Theory of population coupling and applications to describe high order correlations in large populations of interacting neurons
Abstract
To understand the collective spiking activity in neuronal populations, it is essential to reveal basic circuit variables responsible for these emergent functional states. Here, I develop a mean field theory for the population coupling recently proposed in the studies of the visual cortex of mouse and monkey, relating the individual neuron activity to the population activity, and extend the original form to the second order, relating neuronpair’s activity to the population activity, to explain the high order correlations observed in the neural data. I test the computational framework on the salamander retinal data and the cortical spiking data of behaving rats. For the retinal data, the original form of population coupling and its advanced form can explain a significant fraction of twocell correlations and threecell correlations, respectively. For the cortical data, the performance becomes much better, and the second order population coupling reveals nonlocal effects in local cortical circuits.
 Publication:

Journal of Statistical Mechanics: Theory and Experiment
 Pub Date:
 March 2017
 DOI:
 10.1088/17425468/aa5dc8
 arXiv:
 arXiv:1602.08299
 Bibcode:
 2017JSMTE..03.3501H
 Keywords:

 Quantitative Biology  Neurons and Cognition;

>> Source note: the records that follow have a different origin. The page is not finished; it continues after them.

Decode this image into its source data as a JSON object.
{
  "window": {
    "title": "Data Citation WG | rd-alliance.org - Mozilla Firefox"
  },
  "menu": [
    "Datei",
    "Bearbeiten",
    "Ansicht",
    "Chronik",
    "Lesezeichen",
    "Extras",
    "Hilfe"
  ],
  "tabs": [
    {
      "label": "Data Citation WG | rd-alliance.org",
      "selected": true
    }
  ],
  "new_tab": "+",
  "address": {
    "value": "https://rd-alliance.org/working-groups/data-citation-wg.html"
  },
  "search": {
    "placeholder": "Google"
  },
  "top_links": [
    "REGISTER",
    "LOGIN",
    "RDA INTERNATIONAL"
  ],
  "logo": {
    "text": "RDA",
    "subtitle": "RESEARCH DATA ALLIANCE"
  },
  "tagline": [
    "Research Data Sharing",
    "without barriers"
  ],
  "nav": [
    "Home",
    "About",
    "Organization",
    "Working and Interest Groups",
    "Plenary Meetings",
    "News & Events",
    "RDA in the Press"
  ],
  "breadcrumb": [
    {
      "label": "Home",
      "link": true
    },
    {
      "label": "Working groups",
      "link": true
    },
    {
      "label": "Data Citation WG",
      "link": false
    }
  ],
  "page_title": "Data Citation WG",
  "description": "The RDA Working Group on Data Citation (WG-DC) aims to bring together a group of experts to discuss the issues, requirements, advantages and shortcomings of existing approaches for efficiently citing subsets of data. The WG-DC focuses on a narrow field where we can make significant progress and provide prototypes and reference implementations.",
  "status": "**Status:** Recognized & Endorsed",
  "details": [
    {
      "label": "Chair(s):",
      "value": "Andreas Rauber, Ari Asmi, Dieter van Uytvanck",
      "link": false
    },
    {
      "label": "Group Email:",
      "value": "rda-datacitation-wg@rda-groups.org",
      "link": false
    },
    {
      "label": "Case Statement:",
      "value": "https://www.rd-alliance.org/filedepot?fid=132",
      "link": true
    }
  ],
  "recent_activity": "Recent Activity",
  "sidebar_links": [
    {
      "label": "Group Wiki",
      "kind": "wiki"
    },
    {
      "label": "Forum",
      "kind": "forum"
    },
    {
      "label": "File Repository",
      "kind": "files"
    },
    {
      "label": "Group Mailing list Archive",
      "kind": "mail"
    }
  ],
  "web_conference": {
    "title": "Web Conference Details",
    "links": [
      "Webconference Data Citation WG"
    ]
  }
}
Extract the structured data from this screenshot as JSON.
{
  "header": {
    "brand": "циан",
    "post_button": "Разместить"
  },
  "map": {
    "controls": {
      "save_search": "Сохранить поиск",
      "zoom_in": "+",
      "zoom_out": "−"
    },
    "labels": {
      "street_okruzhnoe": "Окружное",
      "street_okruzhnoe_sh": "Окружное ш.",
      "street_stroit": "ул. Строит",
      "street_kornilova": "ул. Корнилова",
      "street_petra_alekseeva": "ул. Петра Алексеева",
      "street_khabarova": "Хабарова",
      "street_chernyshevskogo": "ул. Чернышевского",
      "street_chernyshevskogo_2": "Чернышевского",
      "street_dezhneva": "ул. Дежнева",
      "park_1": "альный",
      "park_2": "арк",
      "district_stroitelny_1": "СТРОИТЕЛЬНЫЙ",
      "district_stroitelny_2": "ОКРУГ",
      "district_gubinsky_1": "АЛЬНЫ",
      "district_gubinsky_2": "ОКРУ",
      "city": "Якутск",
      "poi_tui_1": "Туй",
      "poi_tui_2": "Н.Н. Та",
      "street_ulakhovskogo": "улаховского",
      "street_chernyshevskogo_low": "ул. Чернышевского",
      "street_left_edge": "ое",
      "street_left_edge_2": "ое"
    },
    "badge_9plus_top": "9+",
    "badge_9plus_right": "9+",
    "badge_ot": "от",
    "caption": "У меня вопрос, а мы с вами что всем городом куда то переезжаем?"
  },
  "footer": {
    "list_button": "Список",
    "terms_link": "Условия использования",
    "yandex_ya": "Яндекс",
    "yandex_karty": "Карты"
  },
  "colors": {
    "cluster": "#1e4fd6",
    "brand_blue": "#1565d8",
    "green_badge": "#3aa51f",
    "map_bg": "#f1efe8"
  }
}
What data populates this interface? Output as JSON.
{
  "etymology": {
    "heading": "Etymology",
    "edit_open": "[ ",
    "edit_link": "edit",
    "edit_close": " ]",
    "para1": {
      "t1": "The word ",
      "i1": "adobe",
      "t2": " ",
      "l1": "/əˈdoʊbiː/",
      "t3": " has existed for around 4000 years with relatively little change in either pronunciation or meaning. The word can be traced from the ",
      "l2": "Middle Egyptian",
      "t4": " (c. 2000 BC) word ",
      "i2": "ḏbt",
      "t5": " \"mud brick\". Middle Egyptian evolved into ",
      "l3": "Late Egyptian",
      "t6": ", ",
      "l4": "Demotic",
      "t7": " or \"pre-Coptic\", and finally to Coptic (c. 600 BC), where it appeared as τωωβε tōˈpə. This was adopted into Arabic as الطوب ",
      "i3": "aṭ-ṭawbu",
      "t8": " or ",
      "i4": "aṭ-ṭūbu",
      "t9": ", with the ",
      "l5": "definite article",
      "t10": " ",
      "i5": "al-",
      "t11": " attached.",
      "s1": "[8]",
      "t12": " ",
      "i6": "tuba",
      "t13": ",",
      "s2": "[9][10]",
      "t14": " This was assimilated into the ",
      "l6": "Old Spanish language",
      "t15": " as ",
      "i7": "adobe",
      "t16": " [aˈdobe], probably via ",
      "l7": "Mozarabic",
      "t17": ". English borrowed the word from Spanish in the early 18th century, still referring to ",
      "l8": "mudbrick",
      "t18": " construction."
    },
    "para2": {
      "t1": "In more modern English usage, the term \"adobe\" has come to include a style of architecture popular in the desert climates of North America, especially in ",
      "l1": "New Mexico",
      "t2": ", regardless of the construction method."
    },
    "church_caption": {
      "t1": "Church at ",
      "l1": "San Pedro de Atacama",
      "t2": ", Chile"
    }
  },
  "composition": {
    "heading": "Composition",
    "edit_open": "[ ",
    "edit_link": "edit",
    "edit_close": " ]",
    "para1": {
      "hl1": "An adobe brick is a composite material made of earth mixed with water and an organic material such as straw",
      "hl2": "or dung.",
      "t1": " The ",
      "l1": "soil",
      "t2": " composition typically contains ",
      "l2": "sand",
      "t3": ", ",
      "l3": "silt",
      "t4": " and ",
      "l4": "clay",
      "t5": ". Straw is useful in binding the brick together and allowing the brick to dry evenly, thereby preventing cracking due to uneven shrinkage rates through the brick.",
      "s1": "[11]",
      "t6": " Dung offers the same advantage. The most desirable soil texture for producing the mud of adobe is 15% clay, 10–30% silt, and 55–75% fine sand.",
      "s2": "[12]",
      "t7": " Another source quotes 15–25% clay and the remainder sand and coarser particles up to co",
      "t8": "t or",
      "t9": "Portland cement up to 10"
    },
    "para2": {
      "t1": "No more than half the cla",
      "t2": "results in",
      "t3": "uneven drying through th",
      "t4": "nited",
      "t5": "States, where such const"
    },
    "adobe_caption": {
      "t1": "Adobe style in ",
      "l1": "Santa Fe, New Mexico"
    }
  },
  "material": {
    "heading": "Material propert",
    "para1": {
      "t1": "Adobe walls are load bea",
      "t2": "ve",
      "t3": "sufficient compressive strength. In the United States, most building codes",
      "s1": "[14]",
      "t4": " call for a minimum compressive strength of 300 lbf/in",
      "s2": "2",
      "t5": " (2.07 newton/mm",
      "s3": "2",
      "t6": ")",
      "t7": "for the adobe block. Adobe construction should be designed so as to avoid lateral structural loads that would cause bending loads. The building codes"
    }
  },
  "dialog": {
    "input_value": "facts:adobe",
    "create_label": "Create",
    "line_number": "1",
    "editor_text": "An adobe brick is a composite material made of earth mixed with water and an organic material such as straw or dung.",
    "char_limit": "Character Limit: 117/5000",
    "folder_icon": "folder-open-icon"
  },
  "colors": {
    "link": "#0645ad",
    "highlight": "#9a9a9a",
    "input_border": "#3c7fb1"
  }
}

 Physics  Biological Physics
 EPrint:
 14 pages, 8 figures, Journal of Statistical Mechanics: Theory and Experiment (in press)